▶ WORK TO BE COMPLETED
Please reproduce the records, omitting nothing and changing nothing.

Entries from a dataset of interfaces
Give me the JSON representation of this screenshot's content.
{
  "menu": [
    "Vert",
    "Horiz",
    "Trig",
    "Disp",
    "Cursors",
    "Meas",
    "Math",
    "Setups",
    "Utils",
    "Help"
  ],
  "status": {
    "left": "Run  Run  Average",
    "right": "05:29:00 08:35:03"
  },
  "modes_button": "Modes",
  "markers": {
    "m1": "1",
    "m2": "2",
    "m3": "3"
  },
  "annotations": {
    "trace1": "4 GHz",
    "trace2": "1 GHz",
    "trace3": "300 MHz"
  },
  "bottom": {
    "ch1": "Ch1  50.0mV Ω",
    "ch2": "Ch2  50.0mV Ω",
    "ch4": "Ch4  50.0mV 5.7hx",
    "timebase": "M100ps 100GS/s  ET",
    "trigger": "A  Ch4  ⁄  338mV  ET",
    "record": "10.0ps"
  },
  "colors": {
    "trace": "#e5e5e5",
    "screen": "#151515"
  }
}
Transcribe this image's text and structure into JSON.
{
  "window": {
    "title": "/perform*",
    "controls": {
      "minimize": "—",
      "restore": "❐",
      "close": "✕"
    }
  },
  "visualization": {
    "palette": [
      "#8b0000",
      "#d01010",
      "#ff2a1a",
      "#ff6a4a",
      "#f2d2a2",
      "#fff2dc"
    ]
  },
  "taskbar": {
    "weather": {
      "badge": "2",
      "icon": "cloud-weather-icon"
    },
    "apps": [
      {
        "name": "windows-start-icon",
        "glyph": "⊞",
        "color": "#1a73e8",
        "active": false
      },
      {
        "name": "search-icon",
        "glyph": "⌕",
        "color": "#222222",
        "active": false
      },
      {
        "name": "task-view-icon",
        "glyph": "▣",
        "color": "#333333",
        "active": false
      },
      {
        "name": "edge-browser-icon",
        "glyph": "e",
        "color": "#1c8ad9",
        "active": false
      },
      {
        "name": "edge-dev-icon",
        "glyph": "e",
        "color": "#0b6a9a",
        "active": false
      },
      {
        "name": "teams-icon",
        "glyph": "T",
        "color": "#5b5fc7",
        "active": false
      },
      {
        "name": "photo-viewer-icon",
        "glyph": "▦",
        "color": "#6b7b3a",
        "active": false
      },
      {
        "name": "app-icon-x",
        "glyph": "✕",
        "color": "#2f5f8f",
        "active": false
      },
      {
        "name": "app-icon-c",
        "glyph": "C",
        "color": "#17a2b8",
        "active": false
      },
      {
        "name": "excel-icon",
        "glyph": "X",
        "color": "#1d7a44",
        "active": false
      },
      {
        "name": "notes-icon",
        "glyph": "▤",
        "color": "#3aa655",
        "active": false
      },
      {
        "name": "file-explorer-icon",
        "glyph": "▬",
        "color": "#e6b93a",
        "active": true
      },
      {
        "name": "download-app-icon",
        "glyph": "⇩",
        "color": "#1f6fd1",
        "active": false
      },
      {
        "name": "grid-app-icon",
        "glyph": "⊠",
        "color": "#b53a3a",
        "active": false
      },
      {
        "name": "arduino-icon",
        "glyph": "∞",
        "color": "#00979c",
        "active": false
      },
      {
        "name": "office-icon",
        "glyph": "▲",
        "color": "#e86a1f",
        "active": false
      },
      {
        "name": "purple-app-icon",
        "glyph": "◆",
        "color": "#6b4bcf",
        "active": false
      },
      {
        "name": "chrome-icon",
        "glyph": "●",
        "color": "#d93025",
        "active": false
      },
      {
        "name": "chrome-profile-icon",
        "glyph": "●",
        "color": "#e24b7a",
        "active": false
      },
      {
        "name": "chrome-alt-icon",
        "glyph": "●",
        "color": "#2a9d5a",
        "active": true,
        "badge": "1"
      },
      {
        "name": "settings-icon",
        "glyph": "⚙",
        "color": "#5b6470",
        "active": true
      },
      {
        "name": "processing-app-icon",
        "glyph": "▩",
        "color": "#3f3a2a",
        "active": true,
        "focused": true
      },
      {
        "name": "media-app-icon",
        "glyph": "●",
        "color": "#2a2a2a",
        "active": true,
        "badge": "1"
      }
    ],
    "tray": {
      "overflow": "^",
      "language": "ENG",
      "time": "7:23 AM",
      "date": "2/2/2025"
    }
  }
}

▶ EXERCISE RESULT
Give me the JSON representation of this screenshot's content.
{
  "menu": [
    "Vert",
    "Horiz",
    "Trig",
    "Disp",
    "Cursors",
    "Meas",
    "Math",
    "Setups",
    "Utils",
    "Help"
  ],
  "status": {
    "left": "Run  Run  Average",
    "right": "05:29:00 08:35:03"
  },
  "modes_button": "Modes",
  "markers": {
    "m1": "1",
    "m2": "2",
    "m3": "3"
  },
  "annotations": {
    "trace1": "4 GHz",
    "trace2": "1 GHz",
    "trace3": "300 MHz"
  },
  "bottom": {
    "ch1": "Ch1  50.0mV Ω",
    "ch2": "Ch2  50.0mV Ω",
    "ch4": "Ch4  50.0mV 5.7hx",
    "timebase": "M100ps 100GS/s  ET",
    "trigger": "A  Ch4  ⁄  338mV  ET",
    "record": "10.0ps"
  },
  "colors": {
    "trace": "#e5e5e5",
    "screen": "#151515"
  }
}
Transcribe this image's text and structure into JSON.
{
  "window": {
    "title": "/perform*",
    "controls": {
      "minimize": "—",
      "restore": "❐",
      "close": "✕"
    }
  },
  "visualization": {
    "palette": [
      "#8b0000",
      "#d01010",
      "#ff2a1a",
      "#ff6a4a",
      "#f2d2a2",
      "#fff2dc"
    ]
  },
  "taskbar": {
    "weather": {
      "badge": "2",
      "icon": "cloud-weather-icon"
    },
    "apps": [
      {
        "name": "windows-start-icon",
        "glyph": "⊞",
        "color": "#1a73e8",
        "active": false
      },
      {
        "name": "search-icon",
        "glyph": "⌕",
        "color": "#222222",
        "active": false
      },
      {
        "name": "task-view-icon",
        "glyph": "▣",
        "color": "#333333",
        "active": false
      },
      {
        "name": "edge-browser-icon",
        "glyph": "e",
        "color": "#1c8ad9",
        "active": false
      },
      {
        "name": "edge-dev-icon",
        "glyph": "e",
        "color": "#0b6a9a",
        "active": false
      },
      {
        "name": "teams-icon",
        "glyph": "T",
        "color": "#5b5fc7",
        "active": false
      },
      {
        "name": "photo-viewer-icon",
        "glyph": "▦",
        "color": "#6b7b3a",
        "active": false
      },
      {
        "name": "app-icon-x",
        "glyph": "✕",
        "color": "#2f5f8f",
        "active": false
      },
      {
        "name": "app-icon-c",
        "glyph": "C",
        "color": "#17a2b8",
        "active": false
      },
      {
        "name": "excel-icon",
        "glyph": "X",
        "color": "#1d7a44",
        "active": false
      },
      {
        "name": "notes-icon",
        "glyph": "▤",
        "color": "#3aa655",
        "active": false
      },
      {
        "name": "file-explorer-icon",
        "glyph": "▬",
        "color": "#e6b93a",
        "active": true
      },
      {
        "name": "download-app-icon",
        "glyph": "⇩",
        "color": "#1f6fd1",
        "active": false
      },
      {
        "name": "grid-app-icon",
        "glyph": "⊠",
        "color": "#b53a3a",
        "active": false
      },
      {
        "name": "arduino-icon",
        "glyph": "∞",
        "color": "#00979c",
        "active": false
      },
      {
        "name": "office-icon",
        "glyph": "▲",
        "color": "#e86a1f",
        "active": false
      },
      {
        "name": "purple-app-icon",
        "glyph": "◆",
        "color": "#6b4bcf",
        "active": false
      },
      {
        "name": "chrome-icon",
        "glyph": "●",
        "color": "#d93025",
        "active": false
      },
      {
        "name": "chrome-profile-icon",
        "glyph": "●",
        "color": "#e24b7a",
        "active": false
      },
      {
        "name": "chrome-alt-icon",
        "glyph": "●",
        "color": "#2a9d5a",
        "active": true,
        "badge": "1"
      },
      {
        "name": "settings-icon",
        "glyph": "⚙",
        "color": "#5b6470",
        "active": true
      },
      {
        "name": "processing-app-icon",
        "glyph": "▩",
        "color": "#3f3a2a",
        "active": true,
        "focused": true
      },
      {
        "name": "media-app-icon",
        "glyph": "●",
        "color": "#2a2a2a",
        "active": true,
        "badge": "1"
      }
    ],
    "tray": {
      "overflow": "^",
      "language": "ENG",
      "time": "7:23 AM",
      "date": "2/2/2025"
    }
  }
}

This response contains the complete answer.